**TASK ITEM:**
Skip the pictures, and retype the data below in full, exactly.

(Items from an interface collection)

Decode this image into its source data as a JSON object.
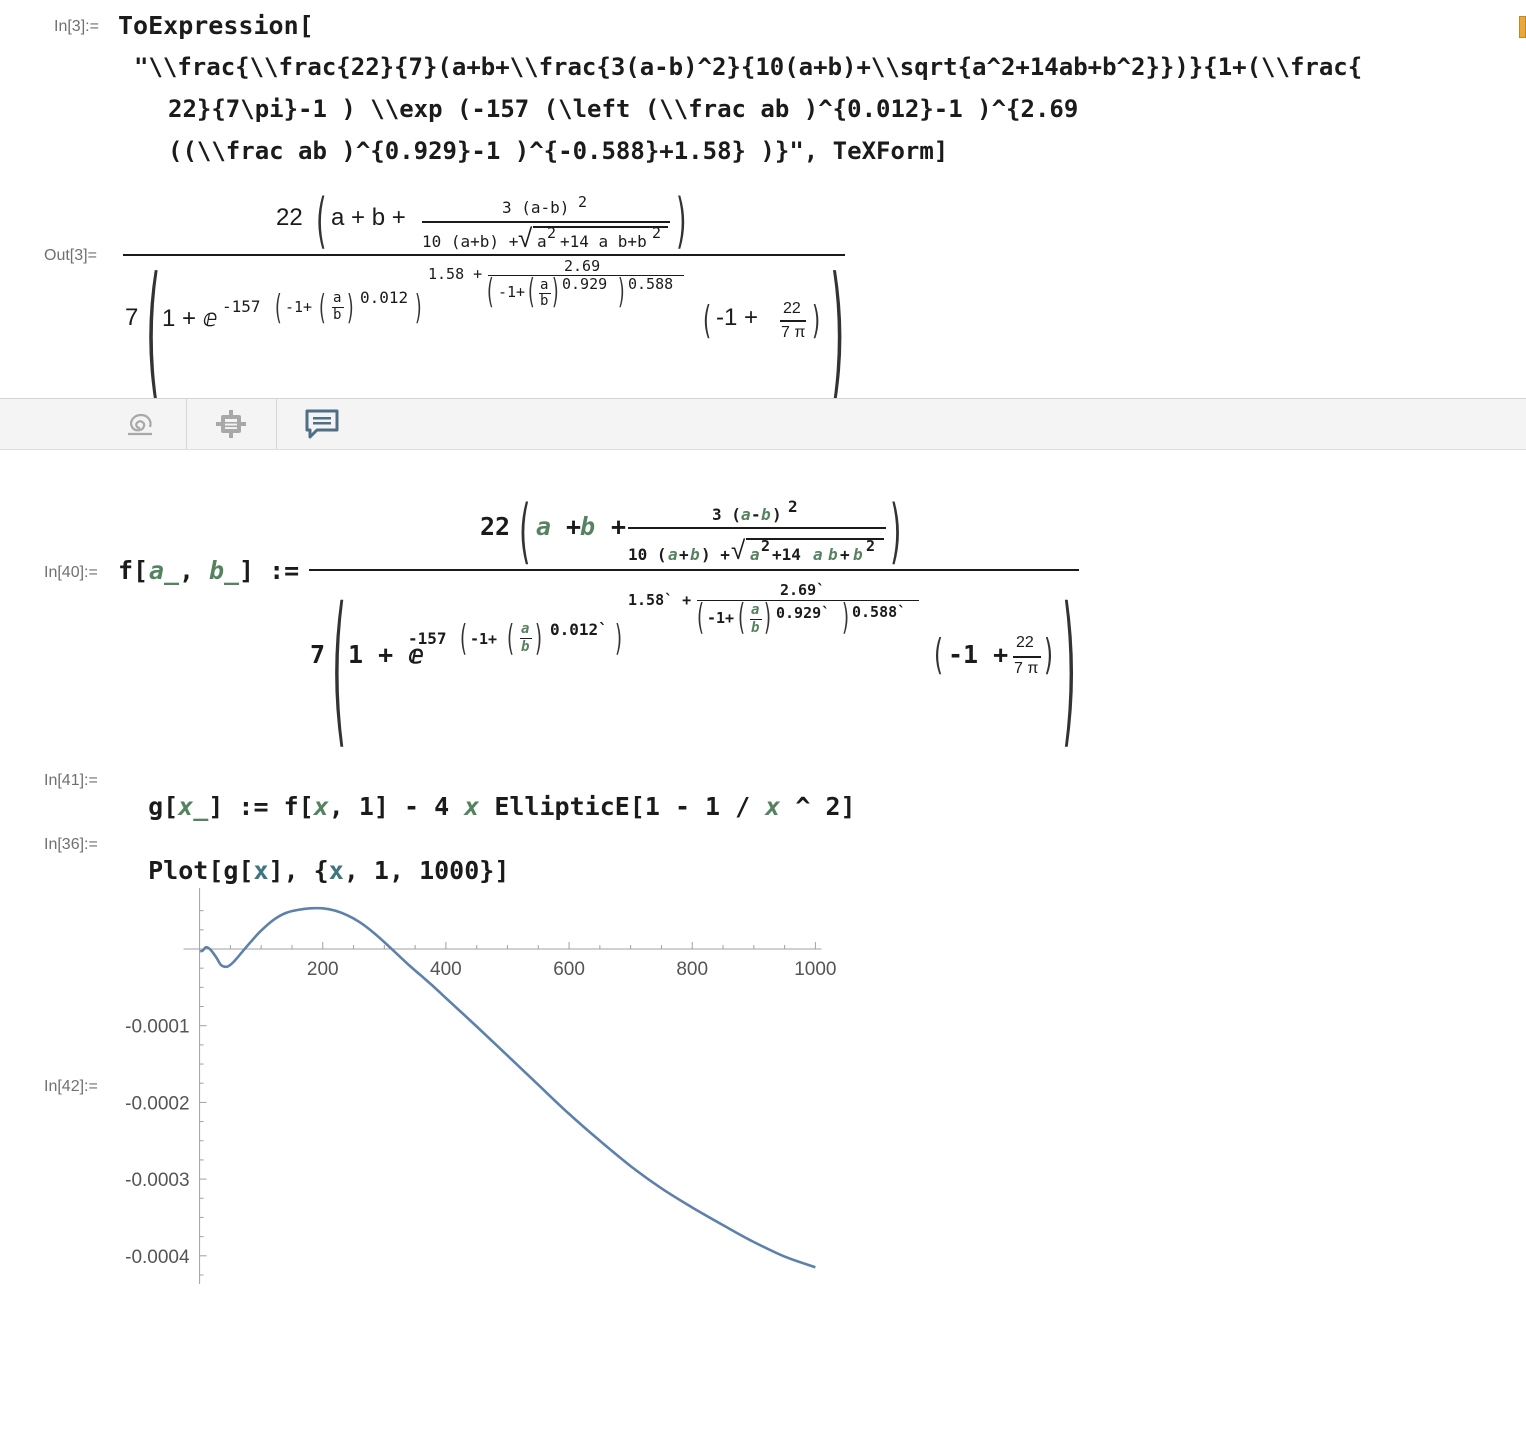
{
  "cell_labels": {
    "in3": "In[3]:=",
    "out3": "Out[3]=",
    "in40": "In[40]:=",
    "in41": "In[41]:=",
    "in36": "In[36]:=",
    "in42": "In[42]:="
  },
  "in3": {
    "line1": "ToExpression[",
    "line2": "\"\\\\frac{\\\\frac{22}{7}(a+b+\\\\frac{3(a-b)^2}{10(a+b)+\\\\sqrt{a^2+14ab+b^2}})}{1+(\\\\frac{",
    "line3": "22}{7\\pi}-1 ) \\\\exp (-157 (\\left (\\\\frac ab )^{0.012}-1 )^{2.69",
    "line4": "((\\\\frac ab )^{0.929}-1 )^{-0.588}+1.58} )}\", TeXForm]"
  },
  "out3": {
    "n22": "22",
    "apb": "a + b +",
    "num3": "3 (a-b)",
    "sq": "2",
    "den10": "10 (a+b) +",
    "radicand": "a",
    "r2": "2",
    "r14": "+14 a b+b",
    "r2b": "2",
    "seven": "7",
    "onepluse": "1 + ⅇ",
    "m157": "-157",
    "m1p": "-1+",
    "fa": "a",
    "fb": "b",
    "e012": "0.012",
    "e158": "1.58 +",
    "e269": "2.69",
    "em1p": "-1+",
    "ea": "a",
    "eb": "b",
    "e0929": "0.929",
    "e0588": "0.588",
    "tail_m1": "-1 +",
    "tail_22": "22",
    "tail_7pi": "7 π"
  },
  "toolbar": {
    "icons": [
      "spiral-icon",
      "gear-icon",
      "comment-icon"
    ]
  },
  "in40": {
    "lhs_f": "f[",
    "lhs_a": "a_",
    "lhs_comma": ", ",
    "lhs_b": "b_",
    "lhs_close": "] :=",
    "n22": "22",
    "a": "a",
    "plus1": " + ",
    "b": "b",
    "plus2": " +",
    "num3": "3 (",
    "na": "a",
    "minus": "-",
    "nb": "b",
    "nclose": ")",
    "sq": "2",
    "den10": "10 (",
    "da": "a",
    "dplus": "+",
    "db": "b",
    "dclose": ") +",
    "ra": "a",
    "r2": "2",
    "r14": "+14 ",
    "rab_a": "a",
    "rab_b": "b",
    "rplus": "+",
    "rb": "b",
    "r2b": "2",
    "seven": "7",
    "onepluse": "1 + ⅇ",
    "m157": "-157",
    "m1p": "-1+",
    "fa": "a",
    "fb": "b",
    "e012": "0.012`",
    "e158": "1.58` +",
    "e269": "2.69`",
    "em1p": "-1+",
    "ea": "a",
    "eb": "b",
    "e0929": "0.929`",
    "e0588": "0.588`",
    "tail_m1": "-1 +",
    "tail_22": "22",
    "tail_7pi": "7 π"
  },
  "in41": {
    "g": "g[",
    "x1": "x_",
    "mid": "] := f[",
    "x2": "x",
    "mid2": ", 1] - 4 ",
    "x3": "x",
    "mid3": " EllipticE[1 - 1 / ",
    "x4": "x",
    "end": " ^ 2]"
  },
  "in36": {
    "plot": "Plot[g[",
    "x1": "x",
    "mid": "], {",
    "x2": "x",
    "end": ", 1, 1000}]"
  },
  "chart_data": {
    "type": "line",
    "title": "",
    "xlabel": "",
    "ylabel": "",
    "xlim": [
      0,
      1000
    ],
    "ylim": [
      -0.00044,
      8e-05
    ],
    "x_ticks": [
      "200",
      "400",
      "600",
      "800",
      "1000"
    ],
    "y_ticks": [
      "-0.0001",
      "-0.0002",
      "-0.0003",
      "-0.0004"
    ],
    "grid": false,
    "color": "#5e81ac",
    "series": [
      {
        "x": [
          1,
          5,
          10,
          15,
          20,
          28,
          35,
          45,
          55,
          70,
          85,
          100,
          120,
          140,
          160,
          180,
          200,
          220,
          240,
          260,
          280,
          300,
          320,
          340,
          360,
          380,
          400,
          450,
          500,
          550,
          600,
          650,
          700,
          750,
          800,
          850,
          900,
          950,
          1000
        ],
        "values": [
          -3e-06,
          -2e-06,
          2.2e-06,
          1e-06,
          -3e-06,
          -1.2e-05,
          -2.1e-05,
          -2.3e-05,
          -1.7e-05,
          -3e-06,
          1.1e-05,
          2.4e-05,
          3.8e-05,
          4.7e-05,
          5.1e-05,
          5.3e-05,
          5.3e-05,
          5e-05,
          4.4e-05,
          3.5e-05,
          2.3e-05,
          9e-06,
          -6e-06,
          -2.1e-05,
          -3.5e-05,
          -4.9e-05,
          -6.4e-05,
          -0.000101,
          -0.000139,
          -0.000177,
          -0.000215,
          -0.00025,
          -0.000283,
          -0.000312,
          -0.000337,
          -0.00036,
          -0.000382,
          -0.000401,
          -0.000415
        ]
      }
    ]
  }
}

**ANSWER TO THE PROBLEM:**
Decode this image into its source data as a JSON object.
{
  "cell_labels": {
    "in3": "In[3]:=",
    "out3": "Out[3]=",
    "in40": "In[40]:=",
    "in41": "In[41]:=",
    "in36": "In[36]:=",
    "in42": "In[42]:="
  },
  "in3": {
    "line1": "ToExpression[",
    "line2": "\"\\\\frac{\\\\frac{22}{7}(a+b+\\\\frac{3(a-b)^2}{10(a+b)+\\\\sqrt{a^2+14ab+b^2}})}{1+(\\\\frac{",
    "line3": "22}{7\\pi}-1 ) \\\\exp (-157 (\\left (\\\\frac ab )^{0.012}-1 )^{2.69",
    "line4": "((\\\\frac ab )^{0.929}-1 )^{-0.588}+1.58} )}\", TeXForm]"
  },
  "out3": {
    "n22": "22",
    "apb": "a + b +",
    "num3": "3 (a-b)",
    "sq": "2",
    "den10": "10 (a+b) +",
    "radicand": "a",
    "r2": "2",
    "r14": "+14 a b+b",
    "r2b": "2",
    "seven": "7",
    "onepluse": "1 + ⅇ",
    "m157": "-157",
    "m1p": "-1+",
    "fa": "a",
    "fb": "b",
    "e012": "0.012",
    "e158": "1.58 +",
    "e269": "2.69",
    "em1p": "-1+",
    "ea": "a",
    "eb": "b",
    "e0929": "0.929",
    "e0588": "0.588",
    "tail_m1": "-1 +",
    "tail_22": "22",
    "tail_7pi": "7 π"
  },
  "toolbar": {
    "icons": [
      "spiral-icon",
      "gear-icon",
      "comment-icon"
    ]
  },
  "in40": {
    "lhs_f": "f[",
    "lhs_a": "a_",
    "lhs_comma": ", ",
    "lhs_b": "b_",
    "lhs_close": "] :=",
    "n22": "22",
    "a": "a",
    "plus1": " + ",
    "b": "b",
    "plus2": " +",
    "num3": "3 (",
    "na": "a",
    "minus": "-",
    "nb": "b",
    "nclose": ")",
    "sq": "2",
    "den10": "10 (",
    "da": "a",
    "dplus": "+",
    "db": "b",
    "dclose": ") +",
    "ra": "a",
    "r2": "2",
    "r14": "+14 ",
    "rab_a": "a",
    "rab_b": "b",
    "rplus": "+",
    "rb": "b",
    "r2b": "2",
    "seven": "7",
    "onepluse": "1 + ⅇ",
    "m157": "-157",
    "m1p": "-1+",
    "fa": "a",
    "fb": "b",
    "e012": "0.012`",
    "e158": "1.58` +",
    "e269": "2.69`",
    "em1p": "-1+",
    "ea": "a",
    "eb": "b",
    "e0929": "0.929`",
    "e0588": "0.588`",
    "tail_m1": "-1 +",
    "tail_22": "22",
    "tail_7pi": "7 π"
  },
  "in41": {
    "g": "g[",
    "x1": "x_",
    "mid": "] := f[",
    "x2": "x",
    "mid2": ", 1] - 4 ",
    "x3": "x",
    "mid3": " EllipticE[1 - 1 / ",
    "x4": "x",
    "end": " ^ 2]"
  },
  "in36": {
    "plot": "Plot[g[",
    "x1": "x",
    "mid": "], {",
    "x2": "x",
    "end": ", 1, 1000}]"
  },
  "chart_data": {
    "type": "line",
    "title": "",
    "xlabel": "",
    "ylabel": "",
    "xlim": [
      0,
      1000
    ],
    "ylim": [
      -0.00044,
      8e-05
    ],
    "x_ticks": [
      "200",
      "400",
      "600",
      "800",
      "1000"
    ],
    "y_ticks": [
      "-0.0001",
      "-0.0002",
      "-0.0003",
      "-0.0004"
    ],
    "grid": false,
    "color": "#5e81ac",
    "series": [
      {
        "x": [
          1,
          5,
          10,
          15,
          20,
          28,
          35,
          45,
          55,
          70,
          85,
          100,
          120,
          140,
          160,
          180,
          200,
          220,
          240,
          260,
          280,
          300,
          320,
          340,
          360,
          380,
          400,
          450,
          500,
          550,
          600,
          650,
          700,
          750,
          800,
          850,
          900,
          950,
          1000
        ],
        "values": [
          -3e-06,
          -2e-06,
          2.2e-06,
          1e-06,
          -3e-06,
          -1.2e-05,
          -2.1e-05,
          -2.3e-05,
          -1.7e-05,
          -3e-06,
          1.1e-05,
          2.4e-05,
          3.8e-05,
          4.7e-05,
          5.1e-05,
          5.3e-05,
          5.3e-05,
          5e-05,
          4.4e-05,
          3.5e-05,
          2.3e-05,
          9e-06,
          -6e-06,
          -2.1e-05,
          -3.5e-05,
          -4.9e-05,
          -6.4e-05,
          -0.000101,
          -0.000139,
          -0.000177,
          -0.000215,
          -0.00025,
          -0.000283,
          -0.000312,
          -0.000337,
          -0.00036,
          -0.000382,
          -0.000401,
          -0.000415
        ]
      }
    ]
  }
}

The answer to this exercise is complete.